How very annoyingly neat and simple. Annoying because I didn't think of it myself. It makes pi*pi == g == 10 look boring. Anyway, thanks; email saved!


Re: My tek 2465 smokes
Tom Gardner
On 15/12/17 06:51, 'hardy hansen' hardyhansen@mail.tele.dk [TekScopes] wrote:
A good starting point would be http://www.condoraudio.com/wpcontent/uploads/Projects/Tektronix2465BOscilloscopeRestorationRepair.pdf


Re: Deane Kidd and the Metric System
Craig Sawyers <c.sawyers@...>
Damn. *Were* you pulling our leg Tom? If so you suckered me into getting on my theory high horse!
Craig definitionMemorizing the number .03937 solves the whole problem going eitherThat is a more difficult and much more imprecise number to remember than 25.4. That is by the precise conversion. Whereas 1/25.4 ~ 0.03937 are the first digits of a repeating decimal(since it can be expressed as 10/254, and a fraction of two integers always returns a repeating decimal, as asimple example 1/9 = 0.11111...). It turns out that the repeat length of 1/254 (and hence of


Re: Deane Kidd and the Metric System
Craig Sawyers <c.sawyers@...>
Memorizing the number .03937 solves the whole problem going either way, to or from inches andThat is a more difficult and much more imprecise number to remember than 25.4. That is by definition the precise conversion. Whereas 1/25.4 ~ 0.03937 are the first digits of a repeating decimal (since it can be expressed as 10/254, and a fraction of two integers always returns a repeating decimal, as a simple example 1/9 = 0.11111...). It turns out that the repeat length of 1/254 (and hence of 10/254 = 1/25.4)) is 42 digits long! Craig

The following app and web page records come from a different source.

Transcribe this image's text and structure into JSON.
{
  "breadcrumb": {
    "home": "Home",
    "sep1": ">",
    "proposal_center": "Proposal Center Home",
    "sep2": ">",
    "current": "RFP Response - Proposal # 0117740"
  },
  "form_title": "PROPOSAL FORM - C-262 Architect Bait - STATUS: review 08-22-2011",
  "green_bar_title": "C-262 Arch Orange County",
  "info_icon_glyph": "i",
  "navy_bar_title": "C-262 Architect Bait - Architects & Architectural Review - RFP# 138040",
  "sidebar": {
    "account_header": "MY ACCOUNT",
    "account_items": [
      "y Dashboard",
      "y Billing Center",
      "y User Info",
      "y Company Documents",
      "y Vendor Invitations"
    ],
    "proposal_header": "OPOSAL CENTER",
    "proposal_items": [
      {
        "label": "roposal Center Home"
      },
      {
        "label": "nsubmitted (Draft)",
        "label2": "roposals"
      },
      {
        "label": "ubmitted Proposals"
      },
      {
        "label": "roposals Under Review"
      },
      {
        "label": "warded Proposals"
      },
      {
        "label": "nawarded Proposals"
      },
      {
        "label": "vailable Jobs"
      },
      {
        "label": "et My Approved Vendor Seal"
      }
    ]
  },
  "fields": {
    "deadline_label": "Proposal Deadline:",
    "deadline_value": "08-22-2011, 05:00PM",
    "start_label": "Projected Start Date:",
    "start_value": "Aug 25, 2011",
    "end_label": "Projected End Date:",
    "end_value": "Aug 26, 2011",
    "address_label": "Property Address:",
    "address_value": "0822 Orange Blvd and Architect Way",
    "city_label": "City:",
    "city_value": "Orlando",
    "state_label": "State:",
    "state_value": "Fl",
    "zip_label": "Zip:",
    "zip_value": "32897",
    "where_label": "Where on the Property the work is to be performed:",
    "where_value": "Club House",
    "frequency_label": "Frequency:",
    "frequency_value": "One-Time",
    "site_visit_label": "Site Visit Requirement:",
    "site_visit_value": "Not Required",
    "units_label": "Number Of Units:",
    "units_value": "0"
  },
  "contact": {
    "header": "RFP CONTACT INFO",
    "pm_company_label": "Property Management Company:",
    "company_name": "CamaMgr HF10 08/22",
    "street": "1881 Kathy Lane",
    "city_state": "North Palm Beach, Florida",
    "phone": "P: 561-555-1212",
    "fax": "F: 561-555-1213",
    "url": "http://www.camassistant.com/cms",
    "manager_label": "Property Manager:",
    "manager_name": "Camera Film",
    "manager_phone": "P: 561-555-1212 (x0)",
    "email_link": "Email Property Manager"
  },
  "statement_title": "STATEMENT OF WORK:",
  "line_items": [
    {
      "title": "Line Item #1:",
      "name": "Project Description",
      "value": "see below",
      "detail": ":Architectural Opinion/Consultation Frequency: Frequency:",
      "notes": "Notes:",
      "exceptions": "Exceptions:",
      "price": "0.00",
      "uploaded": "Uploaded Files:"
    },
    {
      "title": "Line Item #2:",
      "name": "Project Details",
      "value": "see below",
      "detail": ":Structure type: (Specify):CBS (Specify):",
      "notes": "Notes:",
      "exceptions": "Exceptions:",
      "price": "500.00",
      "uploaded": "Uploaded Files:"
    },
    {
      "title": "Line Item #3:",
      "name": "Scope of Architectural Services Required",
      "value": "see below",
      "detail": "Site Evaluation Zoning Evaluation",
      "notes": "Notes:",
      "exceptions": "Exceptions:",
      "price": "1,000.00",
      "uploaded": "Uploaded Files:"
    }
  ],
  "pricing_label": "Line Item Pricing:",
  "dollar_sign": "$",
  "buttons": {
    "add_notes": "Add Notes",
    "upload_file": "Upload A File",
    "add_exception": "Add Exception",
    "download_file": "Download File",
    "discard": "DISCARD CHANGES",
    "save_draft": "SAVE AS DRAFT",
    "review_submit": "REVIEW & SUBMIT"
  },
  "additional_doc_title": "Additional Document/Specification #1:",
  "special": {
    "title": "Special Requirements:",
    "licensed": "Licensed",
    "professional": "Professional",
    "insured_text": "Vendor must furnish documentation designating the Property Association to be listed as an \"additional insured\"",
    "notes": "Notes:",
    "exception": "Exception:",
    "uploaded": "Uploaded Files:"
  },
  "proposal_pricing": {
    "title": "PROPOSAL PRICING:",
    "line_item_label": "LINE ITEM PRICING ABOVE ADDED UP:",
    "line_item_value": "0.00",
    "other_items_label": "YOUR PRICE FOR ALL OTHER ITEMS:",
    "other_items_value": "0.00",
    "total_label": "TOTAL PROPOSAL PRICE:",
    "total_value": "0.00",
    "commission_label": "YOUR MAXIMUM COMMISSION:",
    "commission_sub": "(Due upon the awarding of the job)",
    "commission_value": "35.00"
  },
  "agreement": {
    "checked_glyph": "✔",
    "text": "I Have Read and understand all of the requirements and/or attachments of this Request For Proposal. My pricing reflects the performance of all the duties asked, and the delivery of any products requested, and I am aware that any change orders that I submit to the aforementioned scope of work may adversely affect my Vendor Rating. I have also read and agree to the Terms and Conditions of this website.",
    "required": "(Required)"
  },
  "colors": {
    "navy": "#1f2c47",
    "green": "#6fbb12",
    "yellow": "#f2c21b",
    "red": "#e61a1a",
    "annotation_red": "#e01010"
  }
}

Re: My tek 2465 smokes
cmjones01
On 15 Dec 2017 7:52 a.m., "'hardy hansen' hardyhansen@mail.tele.dk
[TekScopes]" <TekScopes@yahoogroups.com> wrote After not having used my tek 2465 for a whilenow it really smokesdo vagely recall it have been seen before?? The smoke is probably from the mains input filter capacitors which, after a few decades, crack and admit moisture, then fail with a cloud of smoke. The proper fix is to replace the capacitors. The fix I use is just to wait for the smoke to stop (it does, eventually) and carry on using the scope. The operation of the instrument is not affected by these capacitors, but there's a chance it won't meet its conducted radio interference spec if they've failed. You are free to decide whether this is something you care about. Chris


Re: My tek 2465 smokes
Ed Breya
You said it smokes, but does it run? Open it up and look for the source. Could be one of the infamous bad Xcaps, or something else burning up and ready to crap out entirely. It's best to look while there's still some smoke left.
Ed


My tek 2465 smokes
hardyhansendk
Hello
After not having used my tek 2465 for a whilenow it really smokesdo vagely recall it have been seen before?? Any advise welcome as i am not in a position right now to dig very deep because of health issues. Thanks Hardy. Fra: TekScopes@yahoogroups.com [mailto:TekScopes@yahoogroups.com] Sendt: 14. december 2017 17:58 Til: TekScopes@yahoogroups.com Emne: Re: [TekScopes] My 2462A died suddenly El 14/12/2017 a las 10:47 a.m., machine guy machineguy59@yahoo.com [TekScopes] escribió: Hi, I replaced U1062 and U1064 because there were laying around. but I don't have U1066. Now what I can see is that there is 11V on one gate of the Q1060 or Q1070 and on the other there are only 5V. Looks that U1066 is bad? Capacitors are ok. Thank you for responding on your holydays. Joachim <http://www.avg.com/emailsignature?utm_medium=email&utm_source=link&utm_campaign=sigemail&utm_content=emailclient> Virusfri. <http://www.avg.com/emailsignature?utm_medium=email&utm_source=link&utm_campaign=sigemail&utm_content=emailclient> www.avg.com [Nontext portions of this message have been removed]


Re: Deane Kidd and the Metric System
stefan_trethan
Thanks, Ian, for that neat trick with the 256 method. I'll use it for sure.
And thank you Tom, for pulling our leg. ;) ST On Fri, Dec 15, 2017 at 1:36 AM, Tom Jobe tomjobe@gmail.com [TekScopes] <TekScopes@yahoogroups.com> wrote: That is a very neat trick... but consider this simple plan: